The Land and Water Conservation Fund, established in 1965, was intended to be funded through federal revenues from offshore oil and gas production. The fund expired last fall after Congress could not agree on language to extend it.
Lawmakers restored the fund last month, but it was not permanently supplied with money.
Under the bipartisan bill introduced Tuesday, $900 million would be deposited into the fund each year from offshore energy revenues without the need to go through the federal appropriations process.
The bill was introduced by U.S. Sen. Cory Gardner, R-Colorado, and U.S. Sen. Joe Manchin, D-West Virginia, joined by U.S. Sen. Cory Gardner, D-Colorado, and 11 other senators from both parties.
“The Land and Water Conservation Fund is the crown jewel of conservation programs and now that we have successfully permanently authorized the program, the next step is to make the funding of the program automatic,” Gardner said in a statement.
“Colorado projects rely on LWCF funding and fighting year after year about how much money to provide the program does not provide the long-term planning certainty our outdoor and conservation communities deserve," he said. "This is a commonsense, bipartisan program that comes at no cost to the taxpayer, and it is time Congress fully and permanently funds this critical conservation program so future generations of Coloradans will have access to our great outdoors.”
“After permanently reauthorizing LWCF earlier this year, we now must fulfill our promise to the next generation of Americans by fully funding the program,” Bennet said in his own statement. “Consistent full funding will ensure LWCF reaches its potential to protect and promote access to America's parks, rivers, forests, and public lands. That includes the hundreds of projects in Colorado that span every county and benefit our statewide economy.”

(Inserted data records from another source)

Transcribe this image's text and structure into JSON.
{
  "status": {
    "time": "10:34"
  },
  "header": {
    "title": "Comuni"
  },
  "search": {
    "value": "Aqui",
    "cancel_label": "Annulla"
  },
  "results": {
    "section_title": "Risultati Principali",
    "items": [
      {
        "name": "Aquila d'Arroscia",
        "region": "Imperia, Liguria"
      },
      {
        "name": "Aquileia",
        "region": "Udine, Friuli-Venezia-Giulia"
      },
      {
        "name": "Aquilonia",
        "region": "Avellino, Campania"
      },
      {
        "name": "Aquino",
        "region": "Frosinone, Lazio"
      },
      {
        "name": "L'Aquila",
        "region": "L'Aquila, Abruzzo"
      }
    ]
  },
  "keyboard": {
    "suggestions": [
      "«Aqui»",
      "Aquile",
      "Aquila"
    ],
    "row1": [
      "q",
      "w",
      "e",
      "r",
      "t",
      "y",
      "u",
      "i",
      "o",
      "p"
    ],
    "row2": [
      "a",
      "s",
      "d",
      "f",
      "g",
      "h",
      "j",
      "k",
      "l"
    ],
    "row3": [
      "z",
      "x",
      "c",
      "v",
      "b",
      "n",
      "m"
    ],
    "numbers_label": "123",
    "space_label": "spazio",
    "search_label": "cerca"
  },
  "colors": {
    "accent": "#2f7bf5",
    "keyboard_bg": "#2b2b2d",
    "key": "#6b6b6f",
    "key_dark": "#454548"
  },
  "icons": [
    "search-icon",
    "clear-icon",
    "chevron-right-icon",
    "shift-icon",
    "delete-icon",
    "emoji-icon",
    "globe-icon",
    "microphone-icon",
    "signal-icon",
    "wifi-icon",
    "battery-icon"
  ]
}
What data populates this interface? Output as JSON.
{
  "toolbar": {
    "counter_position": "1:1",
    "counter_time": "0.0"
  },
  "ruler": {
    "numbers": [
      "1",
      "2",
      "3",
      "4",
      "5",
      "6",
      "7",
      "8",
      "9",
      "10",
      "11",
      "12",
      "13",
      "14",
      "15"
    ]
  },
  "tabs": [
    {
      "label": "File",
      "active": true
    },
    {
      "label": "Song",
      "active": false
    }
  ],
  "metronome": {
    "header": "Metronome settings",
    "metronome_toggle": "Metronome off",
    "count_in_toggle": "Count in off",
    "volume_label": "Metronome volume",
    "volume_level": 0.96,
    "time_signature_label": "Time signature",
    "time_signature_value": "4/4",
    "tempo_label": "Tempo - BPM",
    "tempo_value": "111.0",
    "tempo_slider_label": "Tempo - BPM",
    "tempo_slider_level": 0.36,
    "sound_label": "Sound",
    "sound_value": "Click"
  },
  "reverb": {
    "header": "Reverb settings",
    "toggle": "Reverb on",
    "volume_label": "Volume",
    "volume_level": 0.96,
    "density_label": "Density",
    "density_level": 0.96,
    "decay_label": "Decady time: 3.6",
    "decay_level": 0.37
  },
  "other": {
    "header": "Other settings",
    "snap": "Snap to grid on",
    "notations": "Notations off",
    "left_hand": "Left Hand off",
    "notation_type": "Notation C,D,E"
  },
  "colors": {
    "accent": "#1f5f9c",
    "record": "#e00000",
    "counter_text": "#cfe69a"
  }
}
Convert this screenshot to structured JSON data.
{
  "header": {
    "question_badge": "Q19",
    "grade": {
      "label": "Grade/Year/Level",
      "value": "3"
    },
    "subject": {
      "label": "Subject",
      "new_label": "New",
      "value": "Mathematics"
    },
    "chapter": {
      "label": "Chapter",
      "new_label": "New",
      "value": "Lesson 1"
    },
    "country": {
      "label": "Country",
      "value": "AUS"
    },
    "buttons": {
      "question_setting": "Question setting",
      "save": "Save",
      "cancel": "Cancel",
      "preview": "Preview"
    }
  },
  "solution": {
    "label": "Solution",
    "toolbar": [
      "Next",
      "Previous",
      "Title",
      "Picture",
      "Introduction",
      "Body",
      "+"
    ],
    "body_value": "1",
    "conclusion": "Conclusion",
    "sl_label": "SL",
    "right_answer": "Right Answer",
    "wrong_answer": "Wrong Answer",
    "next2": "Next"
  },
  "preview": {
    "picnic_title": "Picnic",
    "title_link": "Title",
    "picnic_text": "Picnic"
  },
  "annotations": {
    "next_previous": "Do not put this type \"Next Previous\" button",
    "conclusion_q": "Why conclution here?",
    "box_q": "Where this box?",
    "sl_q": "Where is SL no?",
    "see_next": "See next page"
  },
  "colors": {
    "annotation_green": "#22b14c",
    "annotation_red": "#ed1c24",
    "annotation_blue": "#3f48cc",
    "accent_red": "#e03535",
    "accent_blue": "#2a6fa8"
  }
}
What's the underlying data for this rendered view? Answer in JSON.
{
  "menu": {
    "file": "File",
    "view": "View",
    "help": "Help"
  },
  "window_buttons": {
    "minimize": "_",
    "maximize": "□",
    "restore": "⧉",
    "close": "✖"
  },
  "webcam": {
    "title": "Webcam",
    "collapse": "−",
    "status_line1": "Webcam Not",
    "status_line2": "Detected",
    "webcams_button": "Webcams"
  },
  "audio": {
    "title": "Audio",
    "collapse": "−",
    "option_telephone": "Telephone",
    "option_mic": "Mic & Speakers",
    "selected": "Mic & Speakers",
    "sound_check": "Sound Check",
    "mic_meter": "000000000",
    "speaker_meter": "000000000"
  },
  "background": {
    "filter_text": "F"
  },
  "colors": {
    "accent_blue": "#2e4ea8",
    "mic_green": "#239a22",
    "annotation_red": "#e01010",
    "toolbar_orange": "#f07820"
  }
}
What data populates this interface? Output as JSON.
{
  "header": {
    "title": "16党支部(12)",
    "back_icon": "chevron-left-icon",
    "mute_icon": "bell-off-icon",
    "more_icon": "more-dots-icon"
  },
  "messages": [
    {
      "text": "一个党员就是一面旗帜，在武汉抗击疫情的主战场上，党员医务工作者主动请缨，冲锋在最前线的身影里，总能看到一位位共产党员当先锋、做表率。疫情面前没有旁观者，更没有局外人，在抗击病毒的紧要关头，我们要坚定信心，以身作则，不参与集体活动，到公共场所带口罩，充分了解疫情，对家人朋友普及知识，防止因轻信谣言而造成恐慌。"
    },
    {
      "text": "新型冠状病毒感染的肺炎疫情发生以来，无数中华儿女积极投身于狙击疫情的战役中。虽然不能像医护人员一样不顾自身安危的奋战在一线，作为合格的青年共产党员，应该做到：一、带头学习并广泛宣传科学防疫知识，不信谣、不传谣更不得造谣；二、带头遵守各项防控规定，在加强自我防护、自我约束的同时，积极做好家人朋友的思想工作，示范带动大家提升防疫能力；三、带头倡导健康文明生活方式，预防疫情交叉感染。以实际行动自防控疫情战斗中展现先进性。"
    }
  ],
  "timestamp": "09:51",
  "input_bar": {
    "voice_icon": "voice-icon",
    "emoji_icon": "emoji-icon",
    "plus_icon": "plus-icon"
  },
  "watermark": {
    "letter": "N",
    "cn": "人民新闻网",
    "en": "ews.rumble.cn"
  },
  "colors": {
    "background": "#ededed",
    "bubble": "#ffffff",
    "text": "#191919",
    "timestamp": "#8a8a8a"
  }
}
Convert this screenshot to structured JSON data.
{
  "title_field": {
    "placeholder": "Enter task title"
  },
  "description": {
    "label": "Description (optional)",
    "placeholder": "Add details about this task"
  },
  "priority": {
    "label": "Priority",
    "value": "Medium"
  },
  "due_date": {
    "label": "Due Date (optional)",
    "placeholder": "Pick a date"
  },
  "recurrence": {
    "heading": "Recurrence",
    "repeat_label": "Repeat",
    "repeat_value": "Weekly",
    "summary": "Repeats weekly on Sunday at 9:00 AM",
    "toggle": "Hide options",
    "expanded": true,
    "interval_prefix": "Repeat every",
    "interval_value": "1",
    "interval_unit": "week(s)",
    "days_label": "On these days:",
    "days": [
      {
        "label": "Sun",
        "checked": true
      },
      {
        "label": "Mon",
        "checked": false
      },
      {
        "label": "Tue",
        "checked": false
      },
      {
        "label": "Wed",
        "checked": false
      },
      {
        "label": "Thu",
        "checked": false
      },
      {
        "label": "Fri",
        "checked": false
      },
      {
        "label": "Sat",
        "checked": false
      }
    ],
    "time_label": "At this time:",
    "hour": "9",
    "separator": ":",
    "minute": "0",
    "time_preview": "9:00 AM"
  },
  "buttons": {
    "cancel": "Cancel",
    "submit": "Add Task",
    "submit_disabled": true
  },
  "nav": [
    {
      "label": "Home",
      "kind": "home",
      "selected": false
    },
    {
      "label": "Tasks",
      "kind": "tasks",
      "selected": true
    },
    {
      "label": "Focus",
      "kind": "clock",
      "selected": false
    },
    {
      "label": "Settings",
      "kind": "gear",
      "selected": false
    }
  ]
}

The Colorado Division of Parks and Wildlife estimates the LWCF has helped pay for $147 million in state projects and another $120 million for federal projects.
The federal part of the Colorado funding was only $61 million. However, the federal funds acted as seed money to help the state secure additional financing from other public and private sources.
Patricia Rojas-Ungar, vice president of government affairs for the Boulder-based Outdoor Industry Association, hailed the bill's introduction.
“Our nation’s $887 billion outdoor recreation economy depends on consistent funding for public lands and waters in order to provide access to the outdoors in every state and county in America,” she said. “We applaud the bipartisan leaders in Congress who succeeded in permanently authorizing LWCF earlier this year. The outdoor industry stands ready to work with Congress to ensure that this premier program also actually receives full funding by annually dedicating $900 million to LWCF. We are pleased to see this new legislation and urge Congress to act quickly and decisively to pass full, dedicated funding for America’s outdoors.”
Environmental groups were also pleased.
“Today’s funding bill will ... [ensure] LWCF will always have the full and dedicated funding it needs to continue conserving our treasured natural landscapes," said Kameran Onley, director of U.S. Government Relations at The Nature Conservancy. "We urge lawmakers to work together in the same bipartisan spirit that made permanent reauthorization a reality and do the same for funding for LWCF.”